=== Section Start ===

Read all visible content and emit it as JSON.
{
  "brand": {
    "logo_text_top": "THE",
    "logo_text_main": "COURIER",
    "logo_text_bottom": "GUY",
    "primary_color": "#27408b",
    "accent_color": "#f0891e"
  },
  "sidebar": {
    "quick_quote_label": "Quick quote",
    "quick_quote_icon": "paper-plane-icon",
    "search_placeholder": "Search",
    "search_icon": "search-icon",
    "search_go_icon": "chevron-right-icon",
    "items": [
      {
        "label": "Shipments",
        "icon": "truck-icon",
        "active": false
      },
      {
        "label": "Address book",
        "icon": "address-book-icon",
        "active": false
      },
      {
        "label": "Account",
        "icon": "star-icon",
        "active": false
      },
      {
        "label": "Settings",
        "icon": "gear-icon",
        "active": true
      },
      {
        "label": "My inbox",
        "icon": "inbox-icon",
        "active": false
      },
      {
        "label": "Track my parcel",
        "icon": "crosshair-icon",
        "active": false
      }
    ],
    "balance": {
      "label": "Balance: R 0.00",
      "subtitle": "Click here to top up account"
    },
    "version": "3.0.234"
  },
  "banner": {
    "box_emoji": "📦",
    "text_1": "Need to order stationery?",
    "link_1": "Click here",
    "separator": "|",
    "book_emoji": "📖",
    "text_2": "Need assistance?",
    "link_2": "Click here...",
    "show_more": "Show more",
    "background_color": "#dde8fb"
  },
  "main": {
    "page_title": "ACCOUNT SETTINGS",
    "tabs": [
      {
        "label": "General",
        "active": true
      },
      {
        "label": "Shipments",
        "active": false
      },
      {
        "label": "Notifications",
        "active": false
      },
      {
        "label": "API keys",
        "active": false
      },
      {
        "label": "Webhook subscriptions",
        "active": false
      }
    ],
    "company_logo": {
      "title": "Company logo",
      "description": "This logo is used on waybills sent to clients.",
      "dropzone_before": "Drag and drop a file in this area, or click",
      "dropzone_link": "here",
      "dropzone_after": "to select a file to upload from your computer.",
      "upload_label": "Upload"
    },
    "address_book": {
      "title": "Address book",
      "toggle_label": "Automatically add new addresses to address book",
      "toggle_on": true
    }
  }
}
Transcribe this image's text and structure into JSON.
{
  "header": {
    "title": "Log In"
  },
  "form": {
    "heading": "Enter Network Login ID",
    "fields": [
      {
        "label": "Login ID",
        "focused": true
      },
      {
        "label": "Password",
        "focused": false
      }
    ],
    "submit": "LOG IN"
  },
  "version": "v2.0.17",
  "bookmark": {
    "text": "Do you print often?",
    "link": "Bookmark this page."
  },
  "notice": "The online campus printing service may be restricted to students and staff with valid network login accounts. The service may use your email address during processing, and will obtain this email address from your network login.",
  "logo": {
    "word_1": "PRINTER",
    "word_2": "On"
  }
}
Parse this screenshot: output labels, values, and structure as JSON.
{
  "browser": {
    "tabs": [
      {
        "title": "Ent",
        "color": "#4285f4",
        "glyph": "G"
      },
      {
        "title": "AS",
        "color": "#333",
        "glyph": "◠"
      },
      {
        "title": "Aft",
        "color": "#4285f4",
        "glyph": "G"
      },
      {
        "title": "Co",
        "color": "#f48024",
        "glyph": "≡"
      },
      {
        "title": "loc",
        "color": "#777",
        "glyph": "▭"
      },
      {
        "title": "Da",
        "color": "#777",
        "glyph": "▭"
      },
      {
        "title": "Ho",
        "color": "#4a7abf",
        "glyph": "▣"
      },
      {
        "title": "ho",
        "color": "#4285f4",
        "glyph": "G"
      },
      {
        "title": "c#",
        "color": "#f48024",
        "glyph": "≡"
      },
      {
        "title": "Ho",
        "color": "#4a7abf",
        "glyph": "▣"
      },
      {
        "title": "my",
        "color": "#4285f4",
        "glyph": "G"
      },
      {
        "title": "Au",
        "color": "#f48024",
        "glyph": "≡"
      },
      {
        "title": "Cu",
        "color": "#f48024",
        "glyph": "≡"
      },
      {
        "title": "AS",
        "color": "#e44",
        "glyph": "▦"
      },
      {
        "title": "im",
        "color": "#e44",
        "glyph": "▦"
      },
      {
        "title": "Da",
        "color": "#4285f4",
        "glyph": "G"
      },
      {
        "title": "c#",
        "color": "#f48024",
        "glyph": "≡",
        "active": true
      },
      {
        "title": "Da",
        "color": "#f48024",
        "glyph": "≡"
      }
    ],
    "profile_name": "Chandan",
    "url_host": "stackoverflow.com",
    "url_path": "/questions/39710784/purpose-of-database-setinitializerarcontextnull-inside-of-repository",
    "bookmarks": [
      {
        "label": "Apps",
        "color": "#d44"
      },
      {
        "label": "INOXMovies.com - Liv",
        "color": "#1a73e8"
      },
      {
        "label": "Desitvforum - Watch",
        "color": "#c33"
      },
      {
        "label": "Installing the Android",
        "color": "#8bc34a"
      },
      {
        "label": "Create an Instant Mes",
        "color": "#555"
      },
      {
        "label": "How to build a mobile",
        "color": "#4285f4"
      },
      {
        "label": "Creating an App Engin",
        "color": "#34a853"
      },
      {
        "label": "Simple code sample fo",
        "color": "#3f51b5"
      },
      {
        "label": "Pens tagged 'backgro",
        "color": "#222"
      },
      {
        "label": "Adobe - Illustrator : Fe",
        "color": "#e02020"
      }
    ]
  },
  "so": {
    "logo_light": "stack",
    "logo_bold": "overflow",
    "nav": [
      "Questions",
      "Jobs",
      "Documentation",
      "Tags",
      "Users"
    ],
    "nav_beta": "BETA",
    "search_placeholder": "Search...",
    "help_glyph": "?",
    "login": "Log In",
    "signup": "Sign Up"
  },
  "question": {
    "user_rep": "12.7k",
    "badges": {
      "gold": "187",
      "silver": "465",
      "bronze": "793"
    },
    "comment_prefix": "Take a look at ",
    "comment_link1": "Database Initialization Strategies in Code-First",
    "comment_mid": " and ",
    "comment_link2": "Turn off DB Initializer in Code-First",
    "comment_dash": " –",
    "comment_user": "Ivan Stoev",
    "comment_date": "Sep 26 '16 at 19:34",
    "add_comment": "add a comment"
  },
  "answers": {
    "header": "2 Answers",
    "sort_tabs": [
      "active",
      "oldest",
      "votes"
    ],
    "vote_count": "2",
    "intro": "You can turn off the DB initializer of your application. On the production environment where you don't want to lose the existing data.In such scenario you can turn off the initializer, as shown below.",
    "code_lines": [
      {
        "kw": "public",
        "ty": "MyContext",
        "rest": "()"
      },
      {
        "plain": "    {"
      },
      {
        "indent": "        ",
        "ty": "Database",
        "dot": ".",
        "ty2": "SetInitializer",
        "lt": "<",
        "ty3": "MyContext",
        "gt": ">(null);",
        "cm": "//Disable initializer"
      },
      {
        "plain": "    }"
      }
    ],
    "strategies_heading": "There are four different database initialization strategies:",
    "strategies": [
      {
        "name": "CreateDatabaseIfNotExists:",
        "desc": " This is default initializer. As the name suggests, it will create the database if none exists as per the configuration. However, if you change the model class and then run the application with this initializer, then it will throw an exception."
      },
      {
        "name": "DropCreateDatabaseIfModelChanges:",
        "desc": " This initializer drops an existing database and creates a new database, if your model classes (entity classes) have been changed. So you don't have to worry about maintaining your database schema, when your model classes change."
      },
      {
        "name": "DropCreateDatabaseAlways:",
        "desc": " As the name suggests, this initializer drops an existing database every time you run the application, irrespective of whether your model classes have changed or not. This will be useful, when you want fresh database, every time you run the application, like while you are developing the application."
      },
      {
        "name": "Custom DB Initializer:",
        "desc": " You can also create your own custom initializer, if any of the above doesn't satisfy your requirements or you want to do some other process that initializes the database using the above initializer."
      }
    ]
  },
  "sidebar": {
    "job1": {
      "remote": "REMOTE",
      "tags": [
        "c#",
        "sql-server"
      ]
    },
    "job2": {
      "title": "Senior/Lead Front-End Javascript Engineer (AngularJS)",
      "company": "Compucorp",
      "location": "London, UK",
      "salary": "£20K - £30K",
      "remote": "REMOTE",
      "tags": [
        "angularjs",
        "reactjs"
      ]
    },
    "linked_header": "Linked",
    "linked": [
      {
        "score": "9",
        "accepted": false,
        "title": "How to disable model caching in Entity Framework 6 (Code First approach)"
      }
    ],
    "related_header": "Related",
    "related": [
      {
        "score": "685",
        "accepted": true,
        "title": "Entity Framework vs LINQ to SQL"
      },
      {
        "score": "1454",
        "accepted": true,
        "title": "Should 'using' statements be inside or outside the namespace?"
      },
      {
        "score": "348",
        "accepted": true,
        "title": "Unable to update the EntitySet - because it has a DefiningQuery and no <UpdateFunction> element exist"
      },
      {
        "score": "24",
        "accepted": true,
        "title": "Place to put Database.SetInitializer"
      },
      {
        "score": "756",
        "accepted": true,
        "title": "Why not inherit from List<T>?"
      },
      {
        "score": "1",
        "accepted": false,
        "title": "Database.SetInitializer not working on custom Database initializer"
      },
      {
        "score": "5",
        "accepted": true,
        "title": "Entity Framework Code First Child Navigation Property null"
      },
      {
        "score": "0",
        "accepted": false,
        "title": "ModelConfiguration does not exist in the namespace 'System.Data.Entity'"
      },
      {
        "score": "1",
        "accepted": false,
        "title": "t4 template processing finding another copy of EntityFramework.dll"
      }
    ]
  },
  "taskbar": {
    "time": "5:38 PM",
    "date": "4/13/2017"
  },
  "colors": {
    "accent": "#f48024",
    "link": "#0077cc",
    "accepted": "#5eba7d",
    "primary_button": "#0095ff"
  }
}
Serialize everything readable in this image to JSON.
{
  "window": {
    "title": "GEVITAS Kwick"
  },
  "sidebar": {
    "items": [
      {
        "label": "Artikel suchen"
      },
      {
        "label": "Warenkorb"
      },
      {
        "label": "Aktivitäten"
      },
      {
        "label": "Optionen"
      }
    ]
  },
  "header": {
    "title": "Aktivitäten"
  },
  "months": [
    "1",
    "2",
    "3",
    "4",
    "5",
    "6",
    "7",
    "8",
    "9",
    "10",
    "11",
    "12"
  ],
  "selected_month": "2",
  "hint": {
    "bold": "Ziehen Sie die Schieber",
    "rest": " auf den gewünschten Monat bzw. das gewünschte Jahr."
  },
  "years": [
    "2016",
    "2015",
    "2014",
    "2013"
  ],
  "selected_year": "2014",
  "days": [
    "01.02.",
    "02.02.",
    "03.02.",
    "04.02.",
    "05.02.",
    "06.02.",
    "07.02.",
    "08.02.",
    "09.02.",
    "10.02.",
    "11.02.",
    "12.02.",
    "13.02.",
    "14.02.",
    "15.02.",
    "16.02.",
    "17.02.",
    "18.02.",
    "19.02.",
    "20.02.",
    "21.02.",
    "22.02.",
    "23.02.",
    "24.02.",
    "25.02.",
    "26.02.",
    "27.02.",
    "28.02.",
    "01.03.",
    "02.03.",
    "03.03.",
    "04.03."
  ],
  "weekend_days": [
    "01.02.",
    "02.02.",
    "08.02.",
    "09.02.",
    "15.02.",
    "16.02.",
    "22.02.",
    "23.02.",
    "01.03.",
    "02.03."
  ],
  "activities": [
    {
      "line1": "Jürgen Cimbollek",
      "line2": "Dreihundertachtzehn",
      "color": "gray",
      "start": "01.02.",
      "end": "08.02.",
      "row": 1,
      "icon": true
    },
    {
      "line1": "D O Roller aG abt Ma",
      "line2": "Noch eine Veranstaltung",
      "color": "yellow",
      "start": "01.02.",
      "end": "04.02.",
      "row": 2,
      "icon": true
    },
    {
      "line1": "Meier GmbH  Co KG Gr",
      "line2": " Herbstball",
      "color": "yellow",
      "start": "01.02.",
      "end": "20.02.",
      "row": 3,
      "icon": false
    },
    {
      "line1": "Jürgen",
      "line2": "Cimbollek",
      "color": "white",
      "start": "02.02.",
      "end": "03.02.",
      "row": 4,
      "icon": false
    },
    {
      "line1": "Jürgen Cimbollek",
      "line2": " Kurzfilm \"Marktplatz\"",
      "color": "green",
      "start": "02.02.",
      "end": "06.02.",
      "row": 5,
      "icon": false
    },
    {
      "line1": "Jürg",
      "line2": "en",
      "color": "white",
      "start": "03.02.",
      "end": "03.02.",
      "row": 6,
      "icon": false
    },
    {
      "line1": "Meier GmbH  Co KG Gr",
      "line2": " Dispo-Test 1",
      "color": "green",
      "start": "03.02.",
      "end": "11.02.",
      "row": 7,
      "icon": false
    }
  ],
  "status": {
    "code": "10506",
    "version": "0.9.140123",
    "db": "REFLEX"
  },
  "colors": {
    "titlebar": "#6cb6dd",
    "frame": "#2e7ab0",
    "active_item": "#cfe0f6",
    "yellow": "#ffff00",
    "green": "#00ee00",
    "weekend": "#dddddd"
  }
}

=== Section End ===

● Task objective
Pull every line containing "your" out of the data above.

● Response below
      "dropzone_after": "to select a file to upload from your computer.",
  "notice": "The online campus printing service may be restricted to students and staff with valid network login accounts. The service may use your email address during processing, and will obtain this email address from your network login.",
    "intro": "You can turn off the DB initializer of your application. On the production environment where you don't want to lose the existing data.In such scenario you can turn off the initializer, as shown below.",
        "desc": " This initializer drops an existing database and creates a new database, if your model classes (entity classes) have been changed. So you don't have to worry about maintaining your database schema, when your model classes change."
        "desc": " As the name suggests, this initializer drops an existing database every time you run the application, irrespective of whether your model classes have changed or not. This will be useful, when you want fresh database, every time you run the application, like while you are developing the application."
        "desc": " You can also create your own custom initializer, if any of the above doesn't satisfy your requirements or you want to do some other process that initializes the database using the above initializer."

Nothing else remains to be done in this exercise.